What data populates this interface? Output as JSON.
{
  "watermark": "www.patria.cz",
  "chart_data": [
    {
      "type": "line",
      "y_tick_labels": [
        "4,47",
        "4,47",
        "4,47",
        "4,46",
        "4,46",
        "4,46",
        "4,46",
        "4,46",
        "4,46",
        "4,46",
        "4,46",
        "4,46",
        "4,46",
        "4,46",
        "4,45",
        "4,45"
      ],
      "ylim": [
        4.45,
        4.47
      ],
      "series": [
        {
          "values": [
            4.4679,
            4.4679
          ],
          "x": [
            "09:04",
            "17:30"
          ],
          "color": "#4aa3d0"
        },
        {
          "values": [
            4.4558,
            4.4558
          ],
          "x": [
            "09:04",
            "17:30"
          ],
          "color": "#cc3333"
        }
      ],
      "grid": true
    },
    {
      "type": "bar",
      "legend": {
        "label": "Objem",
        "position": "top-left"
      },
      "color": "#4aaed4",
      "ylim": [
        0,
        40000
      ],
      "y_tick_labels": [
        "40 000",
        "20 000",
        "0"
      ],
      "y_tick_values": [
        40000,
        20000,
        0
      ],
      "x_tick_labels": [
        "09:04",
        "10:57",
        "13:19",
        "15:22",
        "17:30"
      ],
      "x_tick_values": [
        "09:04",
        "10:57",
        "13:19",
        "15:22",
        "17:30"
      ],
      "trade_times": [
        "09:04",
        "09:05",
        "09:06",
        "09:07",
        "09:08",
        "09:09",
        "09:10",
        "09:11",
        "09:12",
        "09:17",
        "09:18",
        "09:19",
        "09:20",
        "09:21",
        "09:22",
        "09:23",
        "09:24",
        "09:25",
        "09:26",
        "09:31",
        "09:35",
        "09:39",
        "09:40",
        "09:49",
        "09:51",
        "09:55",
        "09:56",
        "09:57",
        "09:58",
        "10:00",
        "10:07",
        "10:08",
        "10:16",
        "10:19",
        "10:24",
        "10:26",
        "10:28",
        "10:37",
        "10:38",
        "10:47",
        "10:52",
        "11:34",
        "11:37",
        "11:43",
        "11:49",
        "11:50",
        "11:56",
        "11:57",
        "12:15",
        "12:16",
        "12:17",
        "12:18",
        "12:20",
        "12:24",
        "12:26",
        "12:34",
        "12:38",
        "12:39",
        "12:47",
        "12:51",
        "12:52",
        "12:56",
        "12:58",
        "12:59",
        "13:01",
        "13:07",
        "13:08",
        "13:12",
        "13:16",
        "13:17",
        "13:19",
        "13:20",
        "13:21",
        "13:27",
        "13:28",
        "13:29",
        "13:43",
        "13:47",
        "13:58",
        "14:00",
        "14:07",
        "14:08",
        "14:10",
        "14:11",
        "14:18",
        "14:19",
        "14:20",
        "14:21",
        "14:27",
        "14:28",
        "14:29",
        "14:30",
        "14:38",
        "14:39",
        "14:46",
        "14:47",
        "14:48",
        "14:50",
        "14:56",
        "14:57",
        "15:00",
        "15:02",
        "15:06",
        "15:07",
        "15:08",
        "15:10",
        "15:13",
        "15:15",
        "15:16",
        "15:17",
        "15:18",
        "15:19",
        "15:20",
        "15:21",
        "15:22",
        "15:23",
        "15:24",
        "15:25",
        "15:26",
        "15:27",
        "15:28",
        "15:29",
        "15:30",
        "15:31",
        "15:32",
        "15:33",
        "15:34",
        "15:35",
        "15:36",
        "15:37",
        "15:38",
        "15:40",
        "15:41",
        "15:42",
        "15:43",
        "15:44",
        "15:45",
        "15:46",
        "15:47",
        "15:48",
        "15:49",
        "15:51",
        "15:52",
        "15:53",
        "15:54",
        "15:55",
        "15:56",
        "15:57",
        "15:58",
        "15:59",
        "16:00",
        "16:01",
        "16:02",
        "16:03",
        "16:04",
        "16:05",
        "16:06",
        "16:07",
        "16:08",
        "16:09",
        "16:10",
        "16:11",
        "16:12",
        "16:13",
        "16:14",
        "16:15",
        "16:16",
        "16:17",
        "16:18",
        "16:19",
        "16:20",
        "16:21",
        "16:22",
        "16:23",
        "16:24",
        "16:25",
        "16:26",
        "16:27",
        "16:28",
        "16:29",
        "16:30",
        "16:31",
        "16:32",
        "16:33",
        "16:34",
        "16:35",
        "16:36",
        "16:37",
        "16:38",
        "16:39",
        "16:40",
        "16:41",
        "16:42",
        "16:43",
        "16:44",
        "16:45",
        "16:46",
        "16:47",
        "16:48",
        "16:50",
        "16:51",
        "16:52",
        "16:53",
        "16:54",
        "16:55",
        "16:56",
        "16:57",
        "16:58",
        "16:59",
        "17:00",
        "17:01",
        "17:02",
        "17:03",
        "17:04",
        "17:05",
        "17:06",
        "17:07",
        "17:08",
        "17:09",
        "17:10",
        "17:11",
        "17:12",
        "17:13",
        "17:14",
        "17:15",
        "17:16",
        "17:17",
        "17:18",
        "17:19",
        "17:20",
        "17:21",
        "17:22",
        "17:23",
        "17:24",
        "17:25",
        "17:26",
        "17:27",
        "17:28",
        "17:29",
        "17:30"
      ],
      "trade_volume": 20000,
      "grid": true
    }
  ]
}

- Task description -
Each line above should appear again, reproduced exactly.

- Response to the exercise -
What data populates this interface? Output as JSON.
{
  "watermark": "www.patria.cz",
  "chart_data": [
    {
      "type": "line",
      "y_tick_labels": [
        "4,47",
        "4,47",
        "4,47",
        "4,46",
        "4,46",
        "4,46",
        "4,46",
        "4,46",
        "4,46",
        "4,46",
        "4,46",
        "4,46",
        "4,46",
        "4,46",
        "4,45",
        "4,45"
      ],
      "ylim": [
        4.45,
        4.47
      ],
      "series": [
        {
          "values": [
            4.4679,
            4.4679
          ],
          "x": [
            "09:04",
            "17:30"
          ],
          "color": "#4aa3d0"
        },
        {
          "values": [
            4.4558,
            4.4558
          ],
          "x": [
            "09:04",
            "17:30"
          ],
          "color": "#cc3333"
        }
      ],
      "grid": true
    },
    {
      "type": "bar",
      "legend": {
        "label": "Objem",
        "position": "top-left"
      },
      "color": "#4aaed4",
      "ylim": [
        0,
        40000
      ],
      "y_tick_labels": [
        "40 000",
        "20 000",
        "0"
      ],
      "y_tick_values": [
        40000,
        20000,
        0
      ],
      "x_tick_labels": [
        "09:04",
        "10:57",
        "13:19",
        "15:22",
        "17:30"
      ],
      "x_tick_values": [
        "09:04",
        "10:57",
        "13:19",
        "15:22",
        "17:30"
      ],
      "trade_times": [
        "09:04",
        "09:05",
        "09:06",
        "09:07",
        "09:08",
        "09:09",
        "09:10",
        "09:11",
        "09:12",
        "09:17",
        "09:18",
        "09:19",
        "09:20",
        "09:21",
        "09:22",
        "09:23",
        "09:24",
        "09:25",
        "09:26",
        "09:31",
        "09:35",
        "09:39",
        "09:40",
        "09:49",
        "09:51",
        "09:55",
        "09:56",
        "09:57",
        "09:58",
        "10:00",
        "10:07",
        "10:08",
        "10:16",
        "10:19",
        "10:24",
        "10:26",
        "10:28",
        "10:37",
        "10:38",
        "10:47",
        "10:52",
        "11:34",
        "11:37",
        "11:43",
        "11:49",
        "11:50",
        "11:56",
        "11:57",
        "12:15",
        "12:16",
        "12:17",
        "12:18",
        "12:20",
        "12:24",
        "12:26",
        "12:34",
        "12:38",
        "12:39",
        "12:47",
        "12:51",
        "12:52",
        "12:56",
        "12:58",
        "12:59",
        "13:01",
        "13:07",
        "13:08",
        "13:12",
        "13:16",
        "13:17",
        "13:19",
        "13:20",
        "13:21",
        "13:27",
        "13:28",
        "13:29",
        "13:43",
        "13:47",
        "13:58",
        "14:00",
        "14:07",
        "14:08",
        "14:10",
        "14:11",
        "14:18",
        "14:19",
        "14:20",
        "14:21",
        "14:27",
        "14:28",
        "14:29",
        "14:30",
        "14:38",
        "14:39",
        "14:46",
        "14:47",
        "14:48",
        "14:50",
        "14:56",
        "14:57",
        "15:00",
        "15:02",
        "15:06",
        "15:07",
        "15:08",
        "15:10",
        "15:13",
        "15:15",
        "15:16",
        "15:17",
        "15:18",
        "15:19",
        "15:20",
        "15:21",
        "15:22",
        "15:23",
        "15:24",
        "15:25",
        "15:26",
        "15:27",
        "15:28",
        "15:29",
        "15:30",
        "15:31",
        "15:32",
        "15:33",
        "15:34",
        "15:35",
        "15:36",
        "15:37",
        "15:38",
        "15:40",
        "15:41",
        "15:42",
        "15:43",
        "15:44",
        "15:45",
        "15:46",
        "15:47",
        "15:48",
        "15:49",
        "15:51",
        "15:52",
        "15:53",
        "15:54",
        "15:55",
        "15:56",
        "15:57",
        "15:58",
        "15:59",
        "16:00",
        "16:01",
        "16:02",
        "16:03",
        "16:04",
        "16:05",
        "16:06",
        "16:07",
        "16:08",
        "16:09",
        "16:10",
        "16:11",
        "16:12",
        "16:13",
        "16:14",
        "16:15",
        "16:16",
        "16:17",
        "16:18",
        "16:19",
        "16:20",
        "16:21",
        "16:22",
        "16:23",
        "16:24",
        "16:25",
        "16:26",
        "16:27",
        "16:28",
        "16:29",
        "16:30",
        "16:31",
        "16:32",
        "16:33",
        "16:34",
        "16:35",
        "16:36",
        "16:37",
        "16:38",
        "16:39",
        "16:40",
        "16:41",
        "16:42",
        "16:43",
        "16:44",
        "16:45",
        "16:46",
        "16:47",
        "16:48",
        "16:50",
        "16:51",
        "16:52",
        "16:53",
        "16:54",
        "16:55",
        "16:56",
        "16:57",
        "16:58",
        "16:59",
        "17:00",
        "17:01",
        "17:02",
        "17:03",
        "17:04",
        "17:05",
        "17:06",
        "17:07",
        "17:08",
        "17:09",
        "17:10",
        "17:11",
        "17:12",
        "17:13",
        "17:14",
        "17:15",
        "17:16",
        "17:17",
        "17:18",
        "17:19",
        "17:20",
        "17:21",
        "17:22",
        "17:23",
        "17:24",
        "17:25",
        "17:26",
        "17:27",
        "17:28",
        "17:29",
        "17:30"
      ],
      "trade_volume": 20000,
      "grid": true
    }
  ]
}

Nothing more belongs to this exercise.